Unlike pectus excavatum, which is characterized by progressive aggravation before adolescence, the deformity of PC is not apparent in childhood but will be rapidly aggravated and reach its physically and psychologically disturbing peak during puberty. According to our experience, the best candidates for the minimally invasive correction are 12-18 years old. However, the decision of surgery is based on the flexibility of the chest wall rather than the age. Preoperative evaluation of the chest wall flexibility, by compression of the protruding area with the examiner’s hand, while the patient is taking a supine position or leaning against a wall, should be routinely performed for judging whether if a thorax is flexible enough to be corrected. The contraindications for a bar correction are non-malleable, rigid thoraces, as the chondromanubrial type of PC or very asymmetric deformities are more suitable for treatment with the open techniques [4, 19].
Eight patients with asymmetric deformity of chondrogladiolar type underwent a correction in our procedure and received good cosmetic results. Therefore, besides symmetric PC, we believe that this technique could also be considered a valid method for the correction of asymmetric PC in selected patients.

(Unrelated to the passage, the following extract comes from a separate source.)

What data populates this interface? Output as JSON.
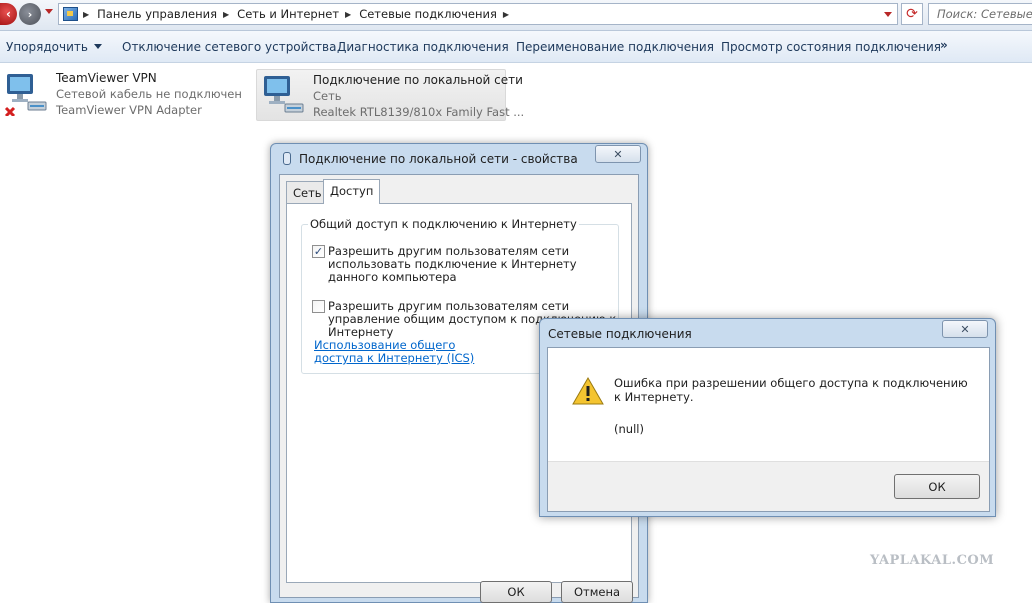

There was 1 case of uncontrolled wound infection, which ultimately resulted in the failure of the correction due to the removal of the pectus bar and stabilizers prior to the planned date. This should be ascribed to the insufficient coverage of the bar and stabilizer. The implants should be placed under and well covered by the muscle tissue to avoid subcutaneous exudate. Overall, we consider the morbidity of postoperative complications to be lower. The risk of wire breakage and bar displacement, as frequently observed in the Abramson technique, is avoided due to the fact that the implant is not fixed to the ribs.
Taken together, compared with Abramson procedure and other techniques, the advantages of our procedure are that there are (ⅰ) no complications with wire breakage or bar displacement, (ⅱ) no potential restriction on the growth of the chest wall, (ⅲ) no risk of injury to the heart or great vessels; and that (ⅳ) the chest wall can be expanded laterally for a better appearance.
This study has several limitations. First, this is a retrospective study from a single center, which is limited by the small sample size. Surgical skill level needs to be considered in a study of this nature. However, this new minimally invasive technique for 42 patients with PC in our hospital was performed by 3 different skilled surgeons with excellent technique. Given that satisfactory cosmetic results were obtained in all the patients, we believe it is worth spreading this safe and feasible technique for chondrogladiolar PC in other centers. Second, all the patients enrolled in the study were chondrogladiolar PC and only 20 patients underwent the removal of the bar, further experience with more patients is necessary to evaluate the long-term results and to study whether this technique is applicable to other forms of PC.